__Available data__:
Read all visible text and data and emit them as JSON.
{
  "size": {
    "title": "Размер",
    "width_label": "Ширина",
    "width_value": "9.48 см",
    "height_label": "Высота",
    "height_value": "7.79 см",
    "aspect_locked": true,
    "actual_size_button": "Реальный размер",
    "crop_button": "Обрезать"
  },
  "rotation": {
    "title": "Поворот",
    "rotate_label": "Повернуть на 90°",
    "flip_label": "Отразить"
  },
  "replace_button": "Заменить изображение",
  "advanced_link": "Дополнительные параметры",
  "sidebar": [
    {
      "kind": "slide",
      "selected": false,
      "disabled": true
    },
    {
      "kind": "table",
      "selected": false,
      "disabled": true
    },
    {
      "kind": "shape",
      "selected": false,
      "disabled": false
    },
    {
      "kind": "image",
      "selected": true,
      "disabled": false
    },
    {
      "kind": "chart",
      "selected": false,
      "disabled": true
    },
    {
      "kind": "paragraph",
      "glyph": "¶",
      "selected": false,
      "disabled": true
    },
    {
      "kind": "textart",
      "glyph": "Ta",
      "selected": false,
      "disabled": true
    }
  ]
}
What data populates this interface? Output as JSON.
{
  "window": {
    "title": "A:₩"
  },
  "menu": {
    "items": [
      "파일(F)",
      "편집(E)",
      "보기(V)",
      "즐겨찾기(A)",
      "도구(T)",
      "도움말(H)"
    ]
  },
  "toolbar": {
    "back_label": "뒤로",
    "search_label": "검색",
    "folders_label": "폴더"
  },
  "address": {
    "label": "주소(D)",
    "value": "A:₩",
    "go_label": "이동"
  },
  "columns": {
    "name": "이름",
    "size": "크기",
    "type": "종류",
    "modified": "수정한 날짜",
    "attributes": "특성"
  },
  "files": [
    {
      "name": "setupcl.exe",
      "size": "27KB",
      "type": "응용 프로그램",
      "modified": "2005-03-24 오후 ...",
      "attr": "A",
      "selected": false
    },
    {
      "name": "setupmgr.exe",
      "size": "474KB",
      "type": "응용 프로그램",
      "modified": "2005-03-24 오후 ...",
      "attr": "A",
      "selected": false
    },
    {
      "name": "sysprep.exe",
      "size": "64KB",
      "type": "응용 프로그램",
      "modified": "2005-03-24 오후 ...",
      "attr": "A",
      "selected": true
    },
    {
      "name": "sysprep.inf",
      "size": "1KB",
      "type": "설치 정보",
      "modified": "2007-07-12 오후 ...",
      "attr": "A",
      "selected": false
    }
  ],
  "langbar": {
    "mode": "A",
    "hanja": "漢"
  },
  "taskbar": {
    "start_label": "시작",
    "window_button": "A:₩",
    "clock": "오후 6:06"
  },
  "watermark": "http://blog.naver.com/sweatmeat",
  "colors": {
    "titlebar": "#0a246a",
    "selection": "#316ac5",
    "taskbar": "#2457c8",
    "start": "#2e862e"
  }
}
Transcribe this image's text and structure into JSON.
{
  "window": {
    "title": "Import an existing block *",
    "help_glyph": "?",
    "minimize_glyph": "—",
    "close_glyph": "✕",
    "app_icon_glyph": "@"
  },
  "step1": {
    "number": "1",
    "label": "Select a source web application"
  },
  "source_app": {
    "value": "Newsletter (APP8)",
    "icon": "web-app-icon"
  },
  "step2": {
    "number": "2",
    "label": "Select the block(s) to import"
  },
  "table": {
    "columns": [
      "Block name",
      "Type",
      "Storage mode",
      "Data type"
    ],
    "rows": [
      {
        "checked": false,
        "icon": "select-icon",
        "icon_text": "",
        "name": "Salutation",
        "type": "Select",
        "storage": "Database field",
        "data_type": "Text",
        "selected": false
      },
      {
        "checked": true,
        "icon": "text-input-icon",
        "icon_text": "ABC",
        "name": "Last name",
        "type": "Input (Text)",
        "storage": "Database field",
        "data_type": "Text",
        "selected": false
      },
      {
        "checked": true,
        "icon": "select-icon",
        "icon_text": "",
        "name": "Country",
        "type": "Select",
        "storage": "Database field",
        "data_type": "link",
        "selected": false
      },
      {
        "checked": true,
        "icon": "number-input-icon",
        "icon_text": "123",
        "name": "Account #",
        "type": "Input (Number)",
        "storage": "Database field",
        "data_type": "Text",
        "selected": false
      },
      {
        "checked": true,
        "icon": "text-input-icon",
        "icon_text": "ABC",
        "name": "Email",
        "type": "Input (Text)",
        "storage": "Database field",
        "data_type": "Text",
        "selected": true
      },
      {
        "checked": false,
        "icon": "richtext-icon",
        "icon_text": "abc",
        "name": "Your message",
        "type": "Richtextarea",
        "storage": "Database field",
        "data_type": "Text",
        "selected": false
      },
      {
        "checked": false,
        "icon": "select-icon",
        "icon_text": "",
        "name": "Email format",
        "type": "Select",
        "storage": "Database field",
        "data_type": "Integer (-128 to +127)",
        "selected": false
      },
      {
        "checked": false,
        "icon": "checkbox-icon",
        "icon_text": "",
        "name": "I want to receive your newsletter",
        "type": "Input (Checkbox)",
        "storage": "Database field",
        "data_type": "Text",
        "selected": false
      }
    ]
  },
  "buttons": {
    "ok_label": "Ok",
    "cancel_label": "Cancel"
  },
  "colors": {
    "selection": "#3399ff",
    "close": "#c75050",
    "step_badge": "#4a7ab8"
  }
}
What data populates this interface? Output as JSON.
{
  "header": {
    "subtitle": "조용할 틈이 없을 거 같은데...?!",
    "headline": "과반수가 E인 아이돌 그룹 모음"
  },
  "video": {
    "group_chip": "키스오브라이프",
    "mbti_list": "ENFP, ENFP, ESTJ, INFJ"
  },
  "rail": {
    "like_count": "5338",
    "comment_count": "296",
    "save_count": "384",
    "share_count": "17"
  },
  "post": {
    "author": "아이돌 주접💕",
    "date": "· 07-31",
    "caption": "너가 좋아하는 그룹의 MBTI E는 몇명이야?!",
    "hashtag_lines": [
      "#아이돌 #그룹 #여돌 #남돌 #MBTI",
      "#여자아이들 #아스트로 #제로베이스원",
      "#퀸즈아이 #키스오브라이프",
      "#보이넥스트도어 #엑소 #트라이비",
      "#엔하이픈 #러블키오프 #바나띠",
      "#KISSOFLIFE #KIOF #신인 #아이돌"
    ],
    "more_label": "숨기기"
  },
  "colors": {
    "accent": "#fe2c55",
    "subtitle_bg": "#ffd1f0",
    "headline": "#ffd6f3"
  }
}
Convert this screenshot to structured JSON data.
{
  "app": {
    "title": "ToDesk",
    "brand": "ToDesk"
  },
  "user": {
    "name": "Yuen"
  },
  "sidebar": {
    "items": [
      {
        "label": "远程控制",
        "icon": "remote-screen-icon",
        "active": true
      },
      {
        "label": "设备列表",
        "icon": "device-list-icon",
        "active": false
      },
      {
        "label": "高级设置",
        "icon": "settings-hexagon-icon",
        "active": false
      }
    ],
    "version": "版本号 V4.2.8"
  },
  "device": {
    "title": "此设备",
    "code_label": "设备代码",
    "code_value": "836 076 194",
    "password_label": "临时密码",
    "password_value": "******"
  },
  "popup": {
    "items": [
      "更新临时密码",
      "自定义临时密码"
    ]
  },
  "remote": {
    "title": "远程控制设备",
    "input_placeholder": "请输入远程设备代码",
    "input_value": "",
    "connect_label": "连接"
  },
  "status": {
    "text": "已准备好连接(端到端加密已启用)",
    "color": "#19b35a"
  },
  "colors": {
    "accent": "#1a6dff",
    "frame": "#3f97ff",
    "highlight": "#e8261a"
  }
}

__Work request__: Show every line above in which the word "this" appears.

__Solution below__:
What data populates this interface? Output as JSON.
Transcribe this image's text and structure into JSON.
What data populates this interface? Output as JSON.
Convert this screenshot to structured JSON data.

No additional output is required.